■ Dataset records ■
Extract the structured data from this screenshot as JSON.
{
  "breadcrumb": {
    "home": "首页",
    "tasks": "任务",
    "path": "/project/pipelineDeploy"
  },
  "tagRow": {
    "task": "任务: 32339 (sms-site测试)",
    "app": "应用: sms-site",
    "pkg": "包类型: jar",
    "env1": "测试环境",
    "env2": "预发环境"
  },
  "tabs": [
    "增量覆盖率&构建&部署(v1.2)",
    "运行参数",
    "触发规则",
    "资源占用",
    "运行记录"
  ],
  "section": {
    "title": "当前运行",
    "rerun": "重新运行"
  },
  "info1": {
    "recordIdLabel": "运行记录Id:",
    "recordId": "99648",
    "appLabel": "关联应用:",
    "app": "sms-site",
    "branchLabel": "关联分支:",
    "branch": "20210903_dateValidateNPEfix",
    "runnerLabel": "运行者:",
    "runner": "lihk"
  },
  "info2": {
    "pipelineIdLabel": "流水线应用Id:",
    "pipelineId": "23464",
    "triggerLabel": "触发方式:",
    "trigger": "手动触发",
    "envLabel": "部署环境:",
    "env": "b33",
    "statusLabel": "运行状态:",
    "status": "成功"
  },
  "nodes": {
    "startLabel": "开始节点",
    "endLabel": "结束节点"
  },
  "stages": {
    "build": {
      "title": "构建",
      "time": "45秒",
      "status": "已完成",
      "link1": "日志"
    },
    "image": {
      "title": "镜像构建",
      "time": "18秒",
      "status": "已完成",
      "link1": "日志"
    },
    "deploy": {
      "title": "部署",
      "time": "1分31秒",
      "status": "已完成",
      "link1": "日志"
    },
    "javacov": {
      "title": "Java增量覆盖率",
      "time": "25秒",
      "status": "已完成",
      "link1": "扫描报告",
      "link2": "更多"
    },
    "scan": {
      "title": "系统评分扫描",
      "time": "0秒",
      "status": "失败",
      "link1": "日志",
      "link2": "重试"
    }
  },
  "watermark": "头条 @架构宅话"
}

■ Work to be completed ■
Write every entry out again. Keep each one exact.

■ Result ■
Extract the structured data from this screenshot as JSON.
{
  "breadcrumb": {
    "home": "首页",
    "tasks": "任务",
    "path": "/project/pipelineDeploy"
  },
  "tagRow": {
    "task": "任务: 32339 (sms-site测试)",
    "app": "应用: sms-site",
    "pkg": "包类型: jar",
    "env1": "测试环境",
    "env2": "预发环境"
  },
  "tabs": [
    "增量覆盖率&构建&部署(v1.2)",
    "运行参数",
    "触发规则",
    "资源占用",
    "运行记录"
  ],
  "section": {
    "title": "当前运行",
    "rerun": "重新运行"
  },
  "info1": {
    "recordIdLabel": "运行记录Id:",
    "recordId": "99648",
    "appLabel": "关联应用:",
    "app": "sms-site",
    "branchLabel": "关联分支:",
    "branch": "20210903_dateValidateNPEfix",
    "runnerLabel": "运行者:",
    "runner": "lihk"
  },
  "info2": {
    "pipelineIdLabel": "流水线应用Id:",
    "pipelineId": "23464",
    "triggerLabel": "触发方式:",
    "trigger": "手动触发",
    "envLabel": "部署环境:",
    "env": "b33",
    "statusLabel": "运行状态:",
    "status": "成功"
  },
  "nodes": {
    "startLabel": "开始节点",
    "endLabel": "结束节点"
  },
  "stages": {
    "build": {
      "title": "构建",
      "time": "45秒",
      "status": "已完成",
      "link1": "日志"
    },
    "image": {
      "title": "镜像构建",
      "time": "18秒",
      "status": "已完成",
      "link1": "日志"
    },
    "deploy": {
      "title": "部署",
      "time": "1分31秒",
      "status": "已完成",
      "link1": "日志"
    },
    "javacov": {
      "title": "Java增量覆盖率",
      "time": "25秒",
      "status": "已完成",
      "link1": "扫描报告",
      "link2": "更多"
    },
    "scan": {
      "title": "系统评分扫描",
      "time": "0秒",
      "status": "失败",
      "link1": "日志",
      "link2": "重试"
    }
  },
  "watermark": "头条 @架构宅话"
}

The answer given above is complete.